(Source records)
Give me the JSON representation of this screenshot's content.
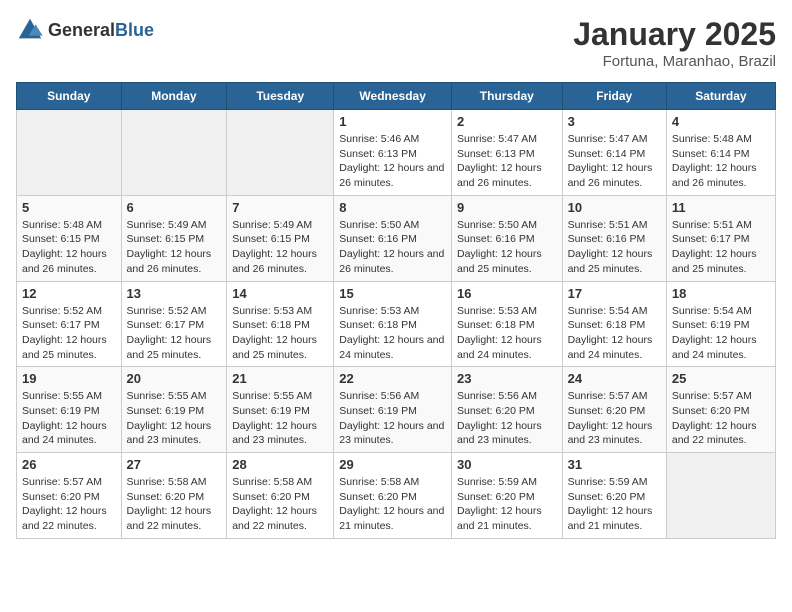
{
  "logo": {
    "text_general": "General",
    "text_blue": "Blue"
  },
  "title": "January 2025",
  "subtitle": "Fortuna, Maranhao, Brazil",
  "days_of_week": [
    "Sunday",
    "Monday",
    "Tuesday",
    "Wednesday",
    "Thursday",
    "Friday",
    "Saturday"
  ],
  "weeks": [
    [
      {
        "day": "",
        "sunrise": "",
        "sunset": "",
        "daylight": "",
        "empty": true
      },
      {
        "day": "",
        "sunrise": "",
        "sunset": "",
        "daylight": "",
        "empty": true
      },
      {
        "day": "",
        "sunrise": "",
        "sunset": "",
        "daylight": "",
        "empty": true
      },
      {
        "day": "1",
        "sunrise": "Sunrise: 5:46 AM",
        "sunset": "Sunset: 6:13 PM",
        "daylight": "Daylight: 12 hours and 26 minutes."
      },
      {
        "day": "2",
        "sunrise": "Sunrise: 5:47 AM",
        "sunset": "Sunset: 6:13 PM",
        "daylight": "Daylight: 12 hours and 26 minutes."
      },
      {
        "day": "3",
        "sunrise": "Sunrise: 5:47 AM",
        "sunset": "Sunset: 6:14 PM",
        "daylight": "Daylight: 12 hours and 26 minutes."
      },
      {
        "day": "4",
        "sunrise": "Sunrise: 5:48 AM",
        "sunset": "Sunset: 6:14 PM",
        "daylight": "Daylight: 12 hours and 26 minutes."
      }
    ],
    [
      {
        "day": "5",
        "sunrise": "Sunrise: 5:48 AM",
        "sunset": "Sunset: 6:15 PM",
        "daylight": "Daylight: 12 hours and 26 minutes."
      },
      {
        "day": "6",
        "sunrise": "Sunrise: 5:49 AM",
        "sunset": "Sunset: 6:15 PM",
        "daylight": "Daylight: 12 hours and 26 minutes."
      },
      {
        "day": "7",
        "sunrise": "Sunrise: 5:49 AM",
        "sunset": "Sunset: 6:15 PM",
        "daylight": "Daylight: 12 hours and 26 minutes."
      },
      {
        "day": "8",
        "sunrise": "Sunrise: 5:50 AM",
        "sunset": "Sunset: 6:16 PM",
        "daylight": "Daylight: 12 hours and 26 minutes."
      },
      {
        "day": "9",
        "sunrise": "Sunrise: 5:50 AM",
        "sunset": "Sunset: 6:16 PM",
        "daylight": "Daylight: 12 hours and 25 minutes."
      },
      {
        "day": "10",
        "sunrise": "Sunrise: 5:51 AM",
        "sunset": "Sunset: 6:16 PM",
        "daylight": "Daylight: 12 hours and 25 minutes."
      },
      {
        "day": "11",
        "sunrise": "Sunrise: 5:51 AM",
        "sunset": "Sunset: 6:17 PM",
        "daylight": "Daylight: 12 hours and 25 minutes."
      }
    ],
    [
      {
        "day": "12",
        "sunrise": "Sunrise: 5:52 AM",
        "sunset": "Sunset: 6:17 PM",
        "daylight": "Daylight: 12 hours and 25 minutes."
      },
      {
        "day": "13",
        "sunrise": "Sunrise: 5:52 AM",
        "sunset": "Sunset: 6:17 PM",
        "daylight": "Daylight: 12 hours and 25 minutes."
      },
      {
        "day": "14",
        "sunrise": "Sunrise: 5:53 AM",
        "sunset": "Sunset: 6:18 PM",
        "daylight": "Daylight: 12 hours and 25 minutes."
      },
      {
        "day": "15",
        "sunrise": "Sunrise: 5:53 AM",
        "sunset": "Sunset: 6:18 PM",
        "daylight": "Daylight: 12 hours and 24 minutes."
      },
      {
        "day": "16",
        "sunrise": "Sunrise: 5:53 AM",
        "sunset": "Sunset: 6:18 PM",
        "daylight": "Daylight: 12 hours and 24 minutes."
      },
      {
        "day": "17",
        "sunrise": "Sunrise: 5:54 AM",
        "sunset": "Sunset: 6:18 PM",
        "daylight": "Daylight: 12 hours and 24 minutes."
      },
      {
        "day": "18",
        "sunrise": "Sunrise: 5:54 AM",
        "sunset": "Sunset: 6:19 PM",
        "daylight": "Daylight: 12 hours and 24 minutes."
      }
    ],
    [
      {
        "day": "19",
        "sunrise": "Sunrise: 5:55 AM",
        "sunset": "Sunset: 6:19 PM",
        "daylight": "Daylight: 12 hours and 24 minutes."
      },
      {
        "day": "20",
        "sunrise": "Sunrise: 5:55 AM",
        "sunset": "Sunset: 6:19 PM",
        "daylight": "Daylight: 12 hours and 23 minutes."
      },
      {
        "day": "21",
        "sunrise": "Sunrise: 5:55 AM",
        "sunset": "Sunset: 6:19 PM",
        "daylight": "Daylight: 12 hours and 23 minutes."
      },
      {
        "day": "22",
        "sunrise": "Sunrise: 5:56 AM",
        "sunset": "Sunset: 6:19 PM",
        "daylight": "Daylight: 12 hours and 23 minutes."
      },
      {
        "day": "23",
        "sunrise": "Sunrise: 5:56 AM",
        "sunset": "Sunset: 6:20 PM",
        "daylight": "Daylight: 12 hours and 23 minutes."
      },
      {
        "day": "24",
        "sunrise": "Sunrise: 5:57 AM",
        "sunset": "Sunset: 6:20 PM",
        "daylight": "Daylight: 12 hours and 23 minutes."
      },
      {
        "day": "25",
        "sunrise": "Sunrise: 5:57 AM",
        "sunset": "Sunset: 6:20 PM",
        "daylight": "Daylight: 12 hours and 22 minutes."
      }
    ],
    [
      {
        "day": "26",
        "sunrise": "Sunrise: 5:57 AM",
        "sunset": "Sunset: 6:20 PM",
        "daylight": "Daylight: 12 hours and 22 minutes."
      },
      {
        "day": "27",
        "sunrise": "Sunrise: 5:58 AM",
        "sunset": "Sunset: 6:20 PM",
        "daylight": "Daylight: 12 hours and 22 minutes."
      },
      {
        "day": "28",
        "sunrise": "Sunrise: 5:58 AM",
        "sunset": "Sunset: 6:20 PM",
        "daylight": "Daylight: 12 hours and 22 minutes."
      },
      {
        "day": "29",
        "sunrise": "Sunrise: 5:58 AM",
        "sunset": "Sunset: 6:20 PM",
        "daylight": "Daylight: 12 hours and 21 minutes."
      },
      {
        "day": "30",
        "sunrise": "Sunrise: 5:59 AM",
        "sunset": "Sunset: 6:20 PM",
        "daylight": "Daylight: 12 hours and 21 minutes."
      },
      {
        "day": "31",
        "sunrise": "Sunrise: 5:59 AM",
        "sunset": "Sunset: 6:20 PM",
        "daylight": "Daylight: 12 hours and 21 minutes."
      },
      {
        "day": "",
        "sunrise": "",
        "sunset": "",
        "daylight": "",
        "empty": true
      }
    ]
  ]
}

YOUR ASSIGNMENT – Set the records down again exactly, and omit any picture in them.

EXERCISE RESPONSE –
Give me the JSON representation of this screenshot's content.
{
  "logo": {
    "text_general": "General",
    "text_blue": "Blue"
  },
  "title": "January 2025",
  "subtitle": "Fortuna, Maranhao, Brazil",
  "days_of_week": [
    "Sunday",
    "Monday",
    "Tuesday",
    "Wednesday",
    "Thursday",
    "Friday",
    "Saturday"
  ],
  "weeks": [
    [
      {
        "day": "",
        "sunrise": "",
        "sunset": "",
        "daylight": "",
        "empty": true
      },
      {
        "day": "",
        "sunrise": "",
        "sunset": "",
        "daylight": "",
        "empty": true
      },
      {
        "day": "",
        "sunrise": "",
        "sunset": "",
        "daylight": "",
        "empty": true
      },
      {
        "day": "1",
        "sunrise": "Sunrise: 5:46 AM",
        "sunset": "Sunset: 6:13 PM",
        "daylight": "Daylight: 12 hours and 26 minutes."
      },
      {
        "day": "2",
        "sunrise": "Sunrise: 5:47 AM",
        "sunset": "Sunset: 6:13 PM",
        "daylight": "Daylight: 12 hours and 26 minutes."
      },
      {
        "day": "3",
        "sunrise": "Sunrise: 5:47 AM",
        "sunset": "Sunset: 6:14 PM",
        "daylight": "Daylight: 12 hours and 26 minutes."
      },
      {
        "day": "4",
        "sunrise": "Sunrise: 5:48 AM",
        "sunset": "Sunset: 6:14 PM",
        "daylight": "Daylight: 12 hours and 26 minutes."
      }
    ],
    [
      {
        "day": "5",
        "sunrise": "Sunrise: 5:48 AM",
        "sunset": "Sunset: 6:15 PM",
        "daylight": "Daylight: 12 hours and 26 minutes."
      },
      {
        "day": "6",
        "sunrise": "Sunrise: 5:49 AM",
        "sunset": "Sunset: 6:15 PM",
        "daylight": "Daylight: 12 hours and 26 minutes."
      },
      {
        "day": "7",
        "sunrise": "Sunrise: 5:49 AM",
        "sunset": "Sunset: 6:15 PM",
        "daylight": "Daylight: 12 hours and 26 minutes."
      },
      {
        "day": "8",
        "sunrise": "Sunrise: 5:50 AM",
        "sunset": "Sunset: 6:16 PM",
        "daylight": "Daylight: 12 hours and 26 minutes."
      },
      {
        "day": "9",
        "sunrise": "Sunrise: 5:50 AM",
        "sunset": "Sunset: 6:16 PM",
        "daylight": "Daylight: 12 hours and 25 minutes."
      },
      {
        "day": "10",
        "sunrise": "Sunrise: 5:51 AM",
        "sunset": "Sunset: 6:16 PM",
        "daylight": "Daylight: 12 hours and 25 minutes."
      },
      {
        "day": "11",
        "sunrise": "Sunrise: 5:51 AM",
        "sunset": "Sunset: 6:17 PM",
        "daylight": "Daylight: 12 hours and 25 minutes."
      }
    ],
    [
      {
        "day": "12",
        "sunrise": "Sunrise: 5:52 AM",
        "sunset": "Sunset: 6:17 PM",
        "daylight": "Daylight: 12 hours and 25 minutes."
      },
      {
        "day": "13",
        "sunrise": "Sunrise: 5:52 AM",
        "sunset": "Sunset: 6:17 PM",
        "daylight": "Daylight: 12 hours and 25 minutes."
      },
      {
        "day": "14",
        "sunrise": "Sunrise: 5:53 AM",
        "sunset": "Sunset: 6:18 PM",
        "daylight": "Daylight: 12 hours and 25 minutes."
      },
      {
        "day": "15",
        "sunrise": "Sunrise: 5:53 AM",
        "sunset": "Sunset: 6:18 PM",
        "daylight": "Daylight: 12 hours and 24 minutes."
      },
      {
        "day": "16",
        "sunrise": "Sunrise: 5:53 AM",
        "sunset": "Sunset: 6:18 PM",
        "daylight": "Daylight: 12 hours and 24 minutes."
      },
      {
        "day": "17",
        "sunrise": "Sunrise: 5:54 AM",
        "sunset": "Sunset: 6:18 PM",
        "daylight": "Daylight: 12 hours and 24 minutes."
      },
      {
        "day": "18",
        "sunrise": "Sunrise: 5:54 AM",
        "sunset": "Sunset: 6:19 PM",
        "daylight": "Daylight: 12 hours and 24 minutes."
      }
    ],
    [
      {
        "day": "19",
        "sunrise": "Sunrise: 5:55 AM",
        "sunset": "Sunset: 6:19 PM",
        "daylight": "Daylight: 12 hours and 24 minutes."
      },
      {
        "day": "20",
        "sunrise": "Sunrise: 5:55 AM",
        "sunset": "Sunset: 6:19 PM",
        "daylight": "Daylight: 12 hours and 23 minutes."
      },
      {
        "day": "21",
        "sunrise": "Sunrise: 5:55 AM",
        "sunset": "Sunset: 6:19 PM",
        "daylight": "Daylight: 12 hours and 23 minutes."
      },
      {
        "day": "22",
        "sunrise": "Sunrise: 5:56 AM",
        "sunset": "Sunset: 6:19 PM",
        "daylight": "Daylight: 12 hours and 23 minutes."
      },
      {
        "day": "23",
        "sunrise": "Sunrise: 5:56 AM",
        "sunset": "Sunset: 6:20 PM",
        "daylight": "Daylight: 12 hours and 23 minutes."
      },
      {
        "day": "24",
        "sunrise": "Sunrise: 5:57 AM",
        "sunset": "Sunset: 6:20 PM",
        "daylight": "Daylight: 12 hours and 23 minutes."
      },
      {
        "day": "25",
        "sunrise": "Sunrise: 5:57 AM",
        "sunset": "Sunset: 6:20 PM",
        "daylight": "Daylight: 12 hours and 22 minutes."
      }
    ],
    [
      {
        "day": "26",
        "sunrise": "Sunrise: 5:57 AM",
        "sunset": "Sunset: 6:20 PM",
        "daylight": "Daylight: 12 hours and 22 minutes."
      },
      {
        "day": "27",
        "sunrise": "Sunrise: 5:58 AM",
        "sunset": "Sunset: 6:20 PM",
        "daylight": "Daylight: 12 hours and 22 minutes."
      },
      {
        "day": "28",
        "sunrise": "Sunrise: 5:58 AM",
        "sunset": "Sunset: 6:20 PM",
        "daylight": "Daylight: 12 hours and 22 minutes."
      },
      {
        "day": "29",
        "sunrise": "Sunrise: 5:58 AM",
        "sunset": "Sunset: 6:20 PM",
        "daylight": "Daylight: 12 hours and 21 minutes."
      },
      {
        "day": "30",
        "sunrise": "Sunrise: 5:59 AM",
        "sunset": "Sunset: 6:20 PM",
        "daylight": "Daylight: 12 hours and 21 minutes."
      },
      {
        "day": "31",
        "sunrise": "Sunrise: 5:59 AM",
        "sunset": "Sunset: 6:20 PM",
        "daylight": "Daylight: 12 hours and 21 minutes."
      },
      {
        "day": "",
        "sunrise": "",
        "sunset": "",
        "daylight": "",
        "empty": true
      }
    ]
  ]
}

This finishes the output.